App and web page records
=== Section Start ===
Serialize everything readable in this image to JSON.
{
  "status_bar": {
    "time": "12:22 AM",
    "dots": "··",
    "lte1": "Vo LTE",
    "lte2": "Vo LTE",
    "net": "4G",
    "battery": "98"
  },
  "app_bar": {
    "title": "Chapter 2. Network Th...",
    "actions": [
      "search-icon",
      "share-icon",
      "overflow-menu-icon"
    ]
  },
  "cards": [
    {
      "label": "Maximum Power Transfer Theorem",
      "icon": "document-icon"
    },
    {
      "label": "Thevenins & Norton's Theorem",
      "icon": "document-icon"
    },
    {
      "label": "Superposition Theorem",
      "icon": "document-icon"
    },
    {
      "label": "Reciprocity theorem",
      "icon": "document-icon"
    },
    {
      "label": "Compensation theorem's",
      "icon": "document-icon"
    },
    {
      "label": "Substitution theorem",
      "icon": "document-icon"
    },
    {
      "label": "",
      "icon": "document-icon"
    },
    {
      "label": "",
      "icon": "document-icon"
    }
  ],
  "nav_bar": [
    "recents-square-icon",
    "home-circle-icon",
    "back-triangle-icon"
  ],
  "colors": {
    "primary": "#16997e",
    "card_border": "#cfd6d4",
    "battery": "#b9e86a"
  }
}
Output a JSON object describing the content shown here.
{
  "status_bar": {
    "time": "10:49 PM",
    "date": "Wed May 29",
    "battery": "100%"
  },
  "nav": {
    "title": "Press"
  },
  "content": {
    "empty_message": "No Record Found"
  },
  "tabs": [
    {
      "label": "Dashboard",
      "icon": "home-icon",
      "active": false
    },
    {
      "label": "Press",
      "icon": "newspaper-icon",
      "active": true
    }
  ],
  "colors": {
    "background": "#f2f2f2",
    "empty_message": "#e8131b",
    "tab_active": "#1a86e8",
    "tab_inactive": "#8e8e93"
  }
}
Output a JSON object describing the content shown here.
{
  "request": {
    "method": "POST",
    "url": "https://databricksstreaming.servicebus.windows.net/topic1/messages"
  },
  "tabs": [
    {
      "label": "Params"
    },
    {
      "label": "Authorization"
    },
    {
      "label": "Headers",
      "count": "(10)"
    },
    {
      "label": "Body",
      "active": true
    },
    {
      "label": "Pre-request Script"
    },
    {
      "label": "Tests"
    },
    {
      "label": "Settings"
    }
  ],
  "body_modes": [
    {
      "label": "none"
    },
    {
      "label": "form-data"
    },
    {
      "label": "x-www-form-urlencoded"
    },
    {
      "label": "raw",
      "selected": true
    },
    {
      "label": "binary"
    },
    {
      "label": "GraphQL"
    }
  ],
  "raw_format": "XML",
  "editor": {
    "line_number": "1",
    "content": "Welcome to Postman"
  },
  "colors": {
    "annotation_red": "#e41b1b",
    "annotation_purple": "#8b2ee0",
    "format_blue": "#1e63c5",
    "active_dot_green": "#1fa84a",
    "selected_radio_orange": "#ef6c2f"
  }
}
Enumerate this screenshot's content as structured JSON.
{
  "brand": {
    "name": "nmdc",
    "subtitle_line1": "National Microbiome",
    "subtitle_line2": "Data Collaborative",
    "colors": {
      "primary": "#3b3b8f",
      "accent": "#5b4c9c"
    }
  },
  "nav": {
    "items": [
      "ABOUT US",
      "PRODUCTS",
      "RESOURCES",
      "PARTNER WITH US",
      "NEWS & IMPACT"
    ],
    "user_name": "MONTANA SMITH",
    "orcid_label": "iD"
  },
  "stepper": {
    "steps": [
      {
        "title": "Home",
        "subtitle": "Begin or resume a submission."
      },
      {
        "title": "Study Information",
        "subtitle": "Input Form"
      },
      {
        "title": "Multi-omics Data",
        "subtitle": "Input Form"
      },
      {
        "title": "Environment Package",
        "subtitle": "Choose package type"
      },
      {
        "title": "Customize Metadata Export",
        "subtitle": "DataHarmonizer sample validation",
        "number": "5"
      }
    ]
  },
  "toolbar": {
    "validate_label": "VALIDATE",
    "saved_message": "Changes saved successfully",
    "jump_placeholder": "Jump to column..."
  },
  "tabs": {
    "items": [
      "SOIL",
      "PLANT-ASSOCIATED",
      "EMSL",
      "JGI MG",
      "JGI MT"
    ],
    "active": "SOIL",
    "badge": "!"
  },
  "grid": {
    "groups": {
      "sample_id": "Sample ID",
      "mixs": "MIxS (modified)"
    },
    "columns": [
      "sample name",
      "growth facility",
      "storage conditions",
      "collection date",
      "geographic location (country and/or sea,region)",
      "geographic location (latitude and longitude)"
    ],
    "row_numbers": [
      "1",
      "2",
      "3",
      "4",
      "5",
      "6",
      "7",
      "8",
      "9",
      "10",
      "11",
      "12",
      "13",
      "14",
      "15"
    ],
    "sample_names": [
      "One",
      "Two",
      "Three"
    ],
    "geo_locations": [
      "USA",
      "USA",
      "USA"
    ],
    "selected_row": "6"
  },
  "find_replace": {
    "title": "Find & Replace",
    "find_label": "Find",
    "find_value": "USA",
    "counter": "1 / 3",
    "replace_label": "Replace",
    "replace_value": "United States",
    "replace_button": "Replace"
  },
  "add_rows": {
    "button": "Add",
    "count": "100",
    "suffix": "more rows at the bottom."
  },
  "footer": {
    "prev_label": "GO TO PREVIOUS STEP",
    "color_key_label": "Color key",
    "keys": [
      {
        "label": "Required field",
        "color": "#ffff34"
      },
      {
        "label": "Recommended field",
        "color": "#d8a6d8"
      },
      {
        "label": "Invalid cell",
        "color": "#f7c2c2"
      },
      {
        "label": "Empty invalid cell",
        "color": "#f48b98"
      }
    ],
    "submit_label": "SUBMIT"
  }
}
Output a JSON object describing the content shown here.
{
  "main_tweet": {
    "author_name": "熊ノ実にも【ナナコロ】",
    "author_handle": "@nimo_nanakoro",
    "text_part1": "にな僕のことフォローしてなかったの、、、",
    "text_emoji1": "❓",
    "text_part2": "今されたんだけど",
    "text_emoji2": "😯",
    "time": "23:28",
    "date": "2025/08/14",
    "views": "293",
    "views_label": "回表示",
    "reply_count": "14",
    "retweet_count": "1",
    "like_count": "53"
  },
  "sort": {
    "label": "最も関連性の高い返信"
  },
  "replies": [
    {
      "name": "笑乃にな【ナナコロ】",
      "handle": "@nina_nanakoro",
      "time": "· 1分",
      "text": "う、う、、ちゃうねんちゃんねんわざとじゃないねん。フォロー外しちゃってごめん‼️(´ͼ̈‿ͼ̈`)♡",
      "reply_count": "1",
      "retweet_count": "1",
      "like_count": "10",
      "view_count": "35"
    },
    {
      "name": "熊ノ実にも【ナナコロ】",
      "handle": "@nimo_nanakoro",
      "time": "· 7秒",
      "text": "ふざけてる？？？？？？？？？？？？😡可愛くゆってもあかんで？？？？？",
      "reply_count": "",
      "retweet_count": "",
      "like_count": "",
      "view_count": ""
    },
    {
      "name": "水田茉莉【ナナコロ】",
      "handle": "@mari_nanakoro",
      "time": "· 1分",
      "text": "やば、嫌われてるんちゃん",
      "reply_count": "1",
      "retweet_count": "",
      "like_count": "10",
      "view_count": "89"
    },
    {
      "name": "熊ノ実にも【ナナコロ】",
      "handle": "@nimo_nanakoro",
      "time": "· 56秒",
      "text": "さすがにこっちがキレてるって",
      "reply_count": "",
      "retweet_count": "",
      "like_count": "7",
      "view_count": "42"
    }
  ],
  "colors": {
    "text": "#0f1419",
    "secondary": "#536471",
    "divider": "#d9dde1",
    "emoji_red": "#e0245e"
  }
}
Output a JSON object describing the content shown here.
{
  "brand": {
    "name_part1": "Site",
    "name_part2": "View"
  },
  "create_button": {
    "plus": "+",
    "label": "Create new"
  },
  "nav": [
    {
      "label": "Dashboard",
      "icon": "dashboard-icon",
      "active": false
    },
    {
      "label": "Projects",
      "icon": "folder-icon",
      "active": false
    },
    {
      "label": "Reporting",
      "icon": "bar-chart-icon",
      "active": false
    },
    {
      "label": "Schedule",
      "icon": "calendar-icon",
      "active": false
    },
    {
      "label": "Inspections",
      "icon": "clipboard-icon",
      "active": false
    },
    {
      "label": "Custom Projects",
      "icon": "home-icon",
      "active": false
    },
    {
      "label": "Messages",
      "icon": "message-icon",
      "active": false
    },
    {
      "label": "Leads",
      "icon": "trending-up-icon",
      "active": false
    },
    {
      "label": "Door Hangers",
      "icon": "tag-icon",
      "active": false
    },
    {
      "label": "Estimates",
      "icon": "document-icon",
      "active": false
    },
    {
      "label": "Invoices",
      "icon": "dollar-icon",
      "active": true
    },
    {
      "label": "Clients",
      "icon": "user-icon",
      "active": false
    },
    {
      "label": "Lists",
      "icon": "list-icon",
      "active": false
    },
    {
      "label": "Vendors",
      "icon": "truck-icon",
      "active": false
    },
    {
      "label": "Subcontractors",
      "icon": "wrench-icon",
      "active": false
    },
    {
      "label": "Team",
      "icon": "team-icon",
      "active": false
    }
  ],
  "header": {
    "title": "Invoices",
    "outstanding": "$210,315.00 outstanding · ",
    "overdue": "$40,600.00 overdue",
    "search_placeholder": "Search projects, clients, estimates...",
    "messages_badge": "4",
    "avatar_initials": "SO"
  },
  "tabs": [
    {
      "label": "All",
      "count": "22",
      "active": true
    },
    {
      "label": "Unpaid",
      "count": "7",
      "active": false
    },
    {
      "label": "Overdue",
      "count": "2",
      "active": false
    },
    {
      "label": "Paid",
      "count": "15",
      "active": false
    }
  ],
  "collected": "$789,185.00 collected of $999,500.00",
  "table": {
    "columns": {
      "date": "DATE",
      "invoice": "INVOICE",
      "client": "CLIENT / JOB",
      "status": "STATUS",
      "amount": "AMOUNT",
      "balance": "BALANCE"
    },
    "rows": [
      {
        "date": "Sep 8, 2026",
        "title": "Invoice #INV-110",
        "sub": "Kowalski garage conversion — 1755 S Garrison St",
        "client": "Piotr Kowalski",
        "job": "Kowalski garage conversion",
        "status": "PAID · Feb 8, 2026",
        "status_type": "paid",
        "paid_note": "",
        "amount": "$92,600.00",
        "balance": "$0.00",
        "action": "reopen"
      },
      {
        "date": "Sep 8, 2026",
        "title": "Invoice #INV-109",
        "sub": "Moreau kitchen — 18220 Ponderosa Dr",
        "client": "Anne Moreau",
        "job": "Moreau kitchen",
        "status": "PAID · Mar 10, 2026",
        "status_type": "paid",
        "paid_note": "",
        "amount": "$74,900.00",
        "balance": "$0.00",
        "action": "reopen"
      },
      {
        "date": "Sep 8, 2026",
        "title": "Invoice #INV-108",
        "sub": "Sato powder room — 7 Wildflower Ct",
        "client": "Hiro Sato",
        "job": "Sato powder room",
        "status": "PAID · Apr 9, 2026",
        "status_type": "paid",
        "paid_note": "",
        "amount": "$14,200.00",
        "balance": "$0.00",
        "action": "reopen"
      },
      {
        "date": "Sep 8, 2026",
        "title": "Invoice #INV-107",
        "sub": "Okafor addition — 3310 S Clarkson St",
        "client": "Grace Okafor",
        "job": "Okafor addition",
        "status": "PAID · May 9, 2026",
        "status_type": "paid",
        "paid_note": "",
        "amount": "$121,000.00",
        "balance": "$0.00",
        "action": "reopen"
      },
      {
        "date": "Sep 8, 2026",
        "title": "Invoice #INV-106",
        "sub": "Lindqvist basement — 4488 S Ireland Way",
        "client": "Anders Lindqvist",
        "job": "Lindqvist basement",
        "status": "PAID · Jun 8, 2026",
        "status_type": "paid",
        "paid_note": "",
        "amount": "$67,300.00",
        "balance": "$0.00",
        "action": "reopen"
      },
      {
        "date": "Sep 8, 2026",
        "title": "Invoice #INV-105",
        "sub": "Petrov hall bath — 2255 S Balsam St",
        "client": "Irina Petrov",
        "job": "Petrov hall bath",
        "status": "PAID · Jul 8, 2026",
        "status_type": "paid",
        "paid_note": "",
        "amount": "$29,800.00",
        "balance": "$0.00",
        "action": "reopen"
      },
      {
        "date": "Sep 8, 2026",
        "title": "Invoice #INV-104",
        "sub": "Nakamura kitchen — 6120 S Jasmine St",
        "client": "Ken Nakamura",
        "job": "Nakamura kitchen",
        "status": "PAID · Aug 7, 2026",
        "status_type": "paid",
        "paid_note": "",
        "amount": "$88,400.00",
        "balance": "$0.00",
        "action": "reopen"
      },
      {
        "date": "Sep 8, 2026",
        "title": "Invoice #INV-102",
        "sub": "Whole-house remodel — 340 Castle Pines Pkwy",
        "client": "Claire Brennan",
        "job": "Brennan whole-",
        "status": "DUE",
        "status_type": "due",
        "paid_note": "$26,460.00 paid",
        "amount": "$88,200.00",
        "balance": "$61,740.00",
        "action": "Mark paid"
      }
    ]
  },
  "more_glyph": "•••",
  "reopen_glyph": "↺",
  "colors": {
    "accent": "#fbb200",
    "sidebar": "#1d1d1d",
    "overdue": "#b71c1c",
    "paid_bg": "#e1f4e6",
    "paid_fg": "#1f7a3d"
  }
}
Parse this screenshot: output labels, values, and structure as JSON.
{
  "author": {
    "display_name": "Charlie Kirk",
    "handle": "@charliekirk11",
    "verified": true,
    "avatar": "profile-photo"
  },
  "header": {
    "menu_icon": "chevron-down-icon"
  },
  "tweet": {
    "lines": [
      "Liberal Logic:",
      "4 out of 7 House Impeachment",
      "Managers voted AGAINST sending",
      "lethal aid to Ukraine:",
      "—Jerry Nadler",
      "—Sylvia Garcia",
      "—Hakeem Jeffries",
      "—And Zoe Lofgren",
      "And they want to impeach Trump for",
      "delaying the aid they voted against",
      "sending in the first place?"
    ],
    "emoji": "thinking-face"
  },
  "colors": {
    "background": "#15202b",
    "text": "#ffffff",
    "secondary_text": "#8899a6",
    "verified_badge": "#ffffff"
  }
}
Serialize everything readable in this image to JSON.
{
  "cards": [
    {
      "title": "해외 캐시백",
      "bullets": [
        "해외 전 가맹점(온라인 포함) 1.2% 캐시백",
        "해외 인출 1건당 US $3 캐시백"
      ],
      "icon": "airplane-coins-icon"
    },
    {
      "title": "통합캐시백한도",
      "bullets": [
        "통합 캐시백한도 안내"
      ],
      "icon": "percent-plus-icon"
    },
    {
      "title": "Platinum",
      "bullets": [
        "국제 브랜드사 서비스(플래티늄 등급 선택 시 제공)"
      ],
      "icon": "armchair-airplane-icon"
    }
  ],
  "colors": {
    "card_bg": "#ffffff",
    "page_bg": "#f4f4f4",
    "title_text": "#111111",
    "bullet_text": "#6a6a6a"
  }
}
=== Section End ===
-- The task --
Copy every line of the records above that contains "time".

-- Result of the task --
    "time": "12:22 AM",
    "time": "10:49 PM",
    "time": "23:28",
      "time": "· 1分",
      "time": "· 7秒",
      "time": "· 1分",
      "time": "· 56秒",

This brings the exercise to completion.